In many cases, you’ll find that property demands you put all (or most) of your nest eggs in the one basket. There’s safety in numbers so diversification is your friend. Share portfolios, by their very nature, lend themselves to risk-spreading across a variety of industries, countries and more.
Cash! And risk pt1
Ok, let’s say you need to put your hands on some cash for a key purchase, upgrade, re-investment – whatever. This is an interesting one because the deciding factor probably speaks to a simple qualifier. How much? If smaller amounts are needed, accessing limited funds from your portfolio is simple – unless the company’s value falls dramatically (it can happen) leaving you less at that moment than you anticipated. Worse, if the company into which you’ve invested funds goes bust, you’re in line behind the liquidators…
Selling a property, as you may well know, can be a convoluted process taking weeks and sometimes months. Realistically, the value should not fall dramatically (has happened though) and many can bank on profiting from their property investment. It would seem that property is a more dependable and stable income source.
Risk pt 2
Firstly, expenses. Think about property maintenance, rates and taxes, insurances and more taxes. Think about interest rates. Interest rates can increase your repayments and many find their returns stymied by interest rate fluctuations. Couple that with the all-important occupancy and that leaves the property investor plenty to think about. Too much? The last thing you want is to owe the bank more than the property is worth, particularly with talk that negative gearing could be on its last legs due to budgetary pressures.
Time and effort
Let’s be clear – there’s no such thing as set and forget. That said, the share market typically demands research, vigilance and regular deposits into your personal knowledge bank. Property is a different story, the research comes prior to point of purchase and generally speaking the rest is a matter of maintenance (in its many and varied forms). The share market can handsomely reward the diligent researcher and punish those that frequently take their eye off the ball.
Alright, we need a tie-breaker and the tie-breaker is, as always, your personal circumstances. Those should be at the forefront of your considerations – always.
And given that there are certainly more investment options than simply property versus shares, you should enlist the help and advice or your trusted adviser to help make the call. Feel free to chime in with your opinions and experiences, questions or concerns.
Disclaimer: The information provided on this website is general in nature and does not constitute advice. You need to consider with your financial situation and your particular needs prior to making any strategy or products decision. Pekada will endeavour to update the website as needed. However, information can change without notice and Pekada does not guarantee the accuracy of information on the website, including information provided by third parties, at any particular time Unless otherwise specified, copyright or information provided on this website is owned by Charter Financial Planning. You may not alter or modify this information in any way, including the removal of this copyright notice.

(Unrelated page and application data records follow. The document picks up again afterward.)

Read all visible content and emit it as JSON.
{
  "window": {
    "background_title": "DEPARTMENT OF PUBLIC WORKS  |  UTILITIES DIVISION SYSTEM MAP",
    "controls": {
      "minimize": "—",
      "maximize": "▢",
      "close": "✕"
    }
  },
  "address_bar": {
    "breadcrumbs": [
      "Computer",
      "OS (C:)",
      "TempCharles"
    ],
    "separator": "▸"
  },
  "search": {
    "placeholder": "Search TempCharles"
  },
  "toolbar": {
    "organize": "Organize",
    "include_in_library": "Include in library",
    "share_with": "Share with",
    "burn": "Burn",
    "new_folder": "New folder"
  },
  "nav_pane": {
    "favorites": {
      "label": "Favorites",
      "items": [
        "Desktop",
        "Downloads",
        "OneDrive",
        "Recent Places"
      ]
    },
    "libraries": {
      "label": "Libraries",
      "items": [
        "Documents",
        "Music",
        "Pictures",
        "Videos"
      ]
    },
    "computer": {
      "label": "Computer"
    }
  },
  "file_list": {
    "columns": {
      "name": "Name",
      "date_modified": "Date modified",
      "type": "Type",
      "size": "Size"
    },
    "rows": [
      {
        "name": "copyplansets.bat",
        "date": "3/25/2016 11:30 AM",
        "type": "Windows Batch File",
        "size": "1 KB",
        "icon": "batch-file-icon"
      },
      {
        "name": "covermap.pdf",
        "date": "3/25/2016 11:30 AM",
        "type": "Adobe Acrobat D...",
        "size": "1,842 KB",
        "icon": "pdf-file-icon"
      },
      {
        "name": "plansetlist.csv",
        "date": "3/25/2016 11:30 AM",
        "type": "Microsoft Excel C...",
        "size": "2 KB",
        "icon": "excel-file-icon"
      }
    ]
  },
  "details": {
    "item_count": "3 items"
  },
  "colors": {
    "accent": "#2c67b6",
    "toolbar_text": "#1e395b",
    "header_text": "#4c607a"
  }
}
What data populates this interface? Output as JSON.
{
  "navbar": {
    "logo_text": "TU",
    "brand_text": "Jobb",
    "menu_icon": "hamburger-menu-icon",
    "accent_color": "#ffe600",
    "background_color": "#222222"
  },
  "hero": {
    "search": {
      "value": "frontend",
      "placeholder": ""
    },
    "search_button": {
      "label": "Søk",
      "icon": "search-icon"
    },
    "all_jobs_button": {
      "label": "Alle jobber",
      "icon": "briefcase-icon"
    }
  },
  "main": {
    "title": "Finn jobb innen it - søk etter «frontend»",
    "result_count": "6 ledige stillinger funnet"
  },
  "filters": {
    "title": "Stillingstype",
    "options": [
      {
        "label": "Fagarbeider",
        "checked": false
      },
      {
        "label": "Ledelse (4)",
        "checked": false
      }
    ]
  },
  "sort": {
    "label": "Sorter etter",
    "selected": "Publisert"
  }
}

Wealth Collective trading as Pekada (ABN 95 624 612 684), corporate authorised representative (CAR), number 1263725, is authorised to provide financial services on behalf of Communitas Wealth Pty Ltd.
The information provided on this website is general in nature and does not constitute advice. You need to consider with your financial situation and your particular needs prior to making any strategy or products decision. Pekada will endeavour to update the website as needed. However, information can change without notice and Pekada does not guarantee the accuracy of information on the website, including information provided by third parties, at any particular time Unless otherwise specified, copyright or information provided on this website is owned by Communitas. You may not alter or modify this information in any way, including the removal of this copyright notice.